*YOUR OBJECTIVE:*
Copy only what runs from the line containing "Read all visible content and emit it as JSON." through the end of the material below, line for line, with both ends included.
SOURCE MATERIAL START
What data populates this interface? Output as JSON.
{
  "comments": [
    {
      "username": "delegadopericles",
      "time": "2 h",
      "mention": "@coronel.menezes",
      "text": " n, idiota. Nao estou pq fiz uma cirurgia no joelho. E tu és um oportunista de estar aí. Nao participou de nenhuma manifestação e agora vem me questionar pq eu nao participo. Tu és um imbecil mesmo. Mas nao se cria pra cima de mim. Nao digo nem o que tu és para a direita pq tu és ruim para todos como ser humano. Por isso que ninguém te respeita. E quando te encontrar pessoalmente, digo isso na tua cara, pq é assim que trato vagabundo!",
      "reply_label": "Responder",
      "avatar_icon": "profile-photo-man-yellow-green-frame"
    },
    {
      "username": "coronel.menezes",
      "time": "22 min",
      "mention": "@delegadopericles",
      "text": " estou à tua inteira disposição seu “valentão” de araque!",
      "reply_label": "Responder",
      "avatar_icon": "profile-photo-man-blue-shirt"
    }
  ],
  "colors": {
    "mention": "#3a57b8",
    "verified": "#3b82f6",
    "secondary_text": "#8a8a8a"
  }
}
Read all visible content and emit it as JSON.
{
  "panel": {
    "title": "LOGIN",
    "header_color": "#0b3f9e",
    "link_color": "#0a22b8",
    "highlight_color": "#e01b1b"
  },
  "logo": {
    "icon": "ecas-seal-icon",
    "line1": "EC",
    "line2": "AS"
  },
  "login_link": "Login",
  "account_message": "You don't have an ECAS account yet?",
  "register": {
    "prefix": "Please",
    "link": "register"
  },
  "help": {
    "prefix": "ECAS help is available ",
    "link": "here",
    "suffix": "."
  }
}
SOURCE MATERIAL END
*ANSWER BOX:*
Read all visible content and emit it as JSON.
{
  "panel": {
    "title": "LOGIN",
    "header_color": "#0b3f9e",
    "link_color": "#0a22b8",
    "highlight_color": "#e01b1b"
  },
  "logo": {
    "icon": "ecas-seal-icon",
    "line1": "EC",
    "line2": "AS"
  },
  "login_link": "Login",
  "account_message": "You don't have an ECAS account yet?",
  "register": {
    "prefix": "Please",
    "link": "register"
  },
  "help": {
    "prefix": "ECAS help is available ",
    "link": "here",
    "suffix": "."
  }
}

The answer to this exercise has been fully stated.